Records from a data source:
········

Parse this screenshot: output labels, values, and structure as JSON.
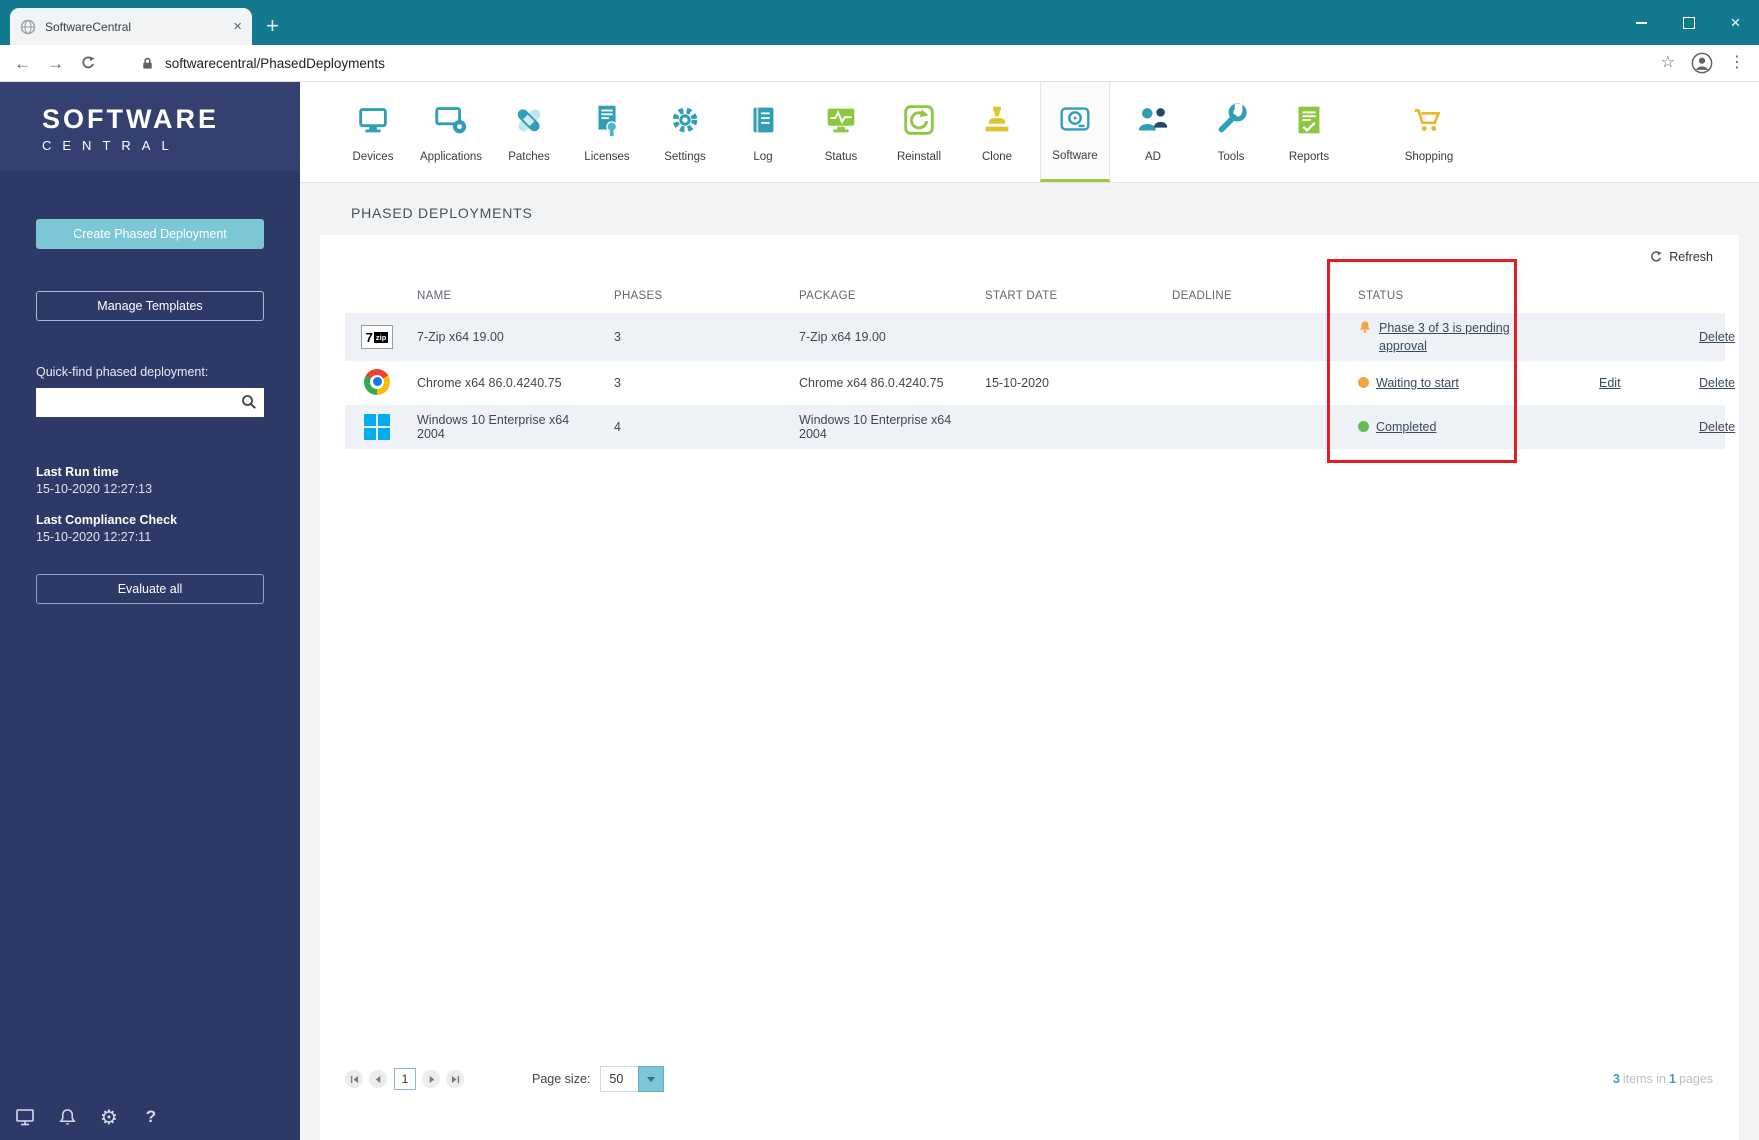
{
  "browser": {
    "tab_title": "SoftwareCentral",
    "url": "softwarecentral/PhasedDeployments"
  },
  "sidebar": {
    "logo_line1": "SOFTWARE",
    "logo_line2": "CENTRAL",
    "create_button": "Create Phased Deployment",
    "manage_button": "Manage Templates",
    "quickfind_label": "Quick-find phased deployment:",
    "last_run_label": "Last Run time",
    "last_run_value": "15-10-2020 12:27:13",
    "last_compliance_label": "Last Compliance Check",
    "last_compliance_value": "15-10-2020 12:27:11",
    "evaluate_button": "Evaluate all"
  },
  "topnav": {
    "items": [
      {
        "label": "Devices",
        "icon": "devices-icon"
      },
      {
        "label": "Applications",
        "icon": "applications-icon"
      },
      {
        "label": "Patches",
        "icon": "patches-icon"
      },
      {
        "label": "Licenses",
        "icon": "licenses-icon"
      },
      {
        "label": "Settings",
        "icon": "settings-icon"
      },
      {
        "label": "Log",
        "icon": "log-icon"
      },
      {
        "label": "Status",
        "icon": "status-icon"
      },
      {
        "label": "Reinstall",
        "icon": "reinstall-icon"
      },
      {
        "label": "Clone",
        "icon": "clone-icon"
      },
      {
        "label": "Software",
        "icon": "software-icon",
        "active": true
      },
      {
        "label": "AD",
        "icon": "ad-icon"
      },
      {
        "label": "Tools",
        "icon": "tools-icon"
      },
      {
        "label": "Reports",
        "icon": "reports-icon"
      },
      {
        "label": "Shopping",
        "icon": "shopping-icon"
      }
    ]
  },
  "page": {
    "title": "PHASED DEPLOYMENTS",
    "refresh_label": "Refresh"
  },
  "table": {
    "headers": [
      "NAME",
      "PHASES",
      "PACKAGE",
      "START DATE",
      "DEADLINE",
      "STATUS"
    ],
    "rows": [
      {
        "app": "7-Zip",
        "name": "7-Zip x64 19.00",
        "phases": "3",
        "package": "7-Zip x64 19.00",
        "start_date": "",
        "deadline": "",
        "status": "Phase 3 of 3 is pending approval",
        "status_kind": "pending-approval",
        "delete_label": "Delete"
      },
      {
        "app": "Chrome",
        "name": "Chrome x64 86.0.4240.75",
        "phases": "3",
        "package": "Chrome x64 86.0.4240.75",
        "start_date": "15-10-2020",
        "deadline": "",
        "status": "Waiting to start",
        "status_kind": "waiting",
        "edit_label": "Edit",
        "delete_label": "Delete"
      },
      {
        "app": "Windows",
        "name": "Windows 10 Enterprise x64 2004",
        "phases": "4",
        "package": "Windows 10 Enterprise x64 2004",
        "start_date": "",
        "deadline": "",
        "status": "Completed",
        "status_kind": "completed",
        "delete_label": "Delete"
      }
    ]
  },
  "pagination": {
    "current_page": "1",
    "page_size_label": "Page size:",
    "page_size": "50",
    "items_count": "3",
    "items_text": "items in",
    "pages_count": "1",
    "pages_text": "pages"
  },
  "icons": {
    "seven_zip_text_left": "7",
    "seven_zip_text_right": "zip"
  },
  "colors": {
    "titlebar_teal": "#12798e",
    "sidebar_navy": "#2d3966",
    "accent_teal": "#7cc7d6",
    "icon_teal": "#2f9fb5",
    "icon_green": "#8dc63f",
    "icon_yellow": "#efb52a",
    "status_orange": "#f2a43d",
    "status_green": "#66bb55",
    "active_tab_underline": "#9aca3c",
    "annotation_red": "#e51c23",
    "windows_blue": "#00adef"
  },
  "annotation": {
    "type": "red-highlight-box",
    "target": "status-column"
  }
}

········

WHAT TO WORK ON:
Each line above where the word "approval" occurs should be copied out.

TASK SOLUTION:
        "status": "Phase 3 of 3 is pending approval",
        "status_kind": "pending-approval",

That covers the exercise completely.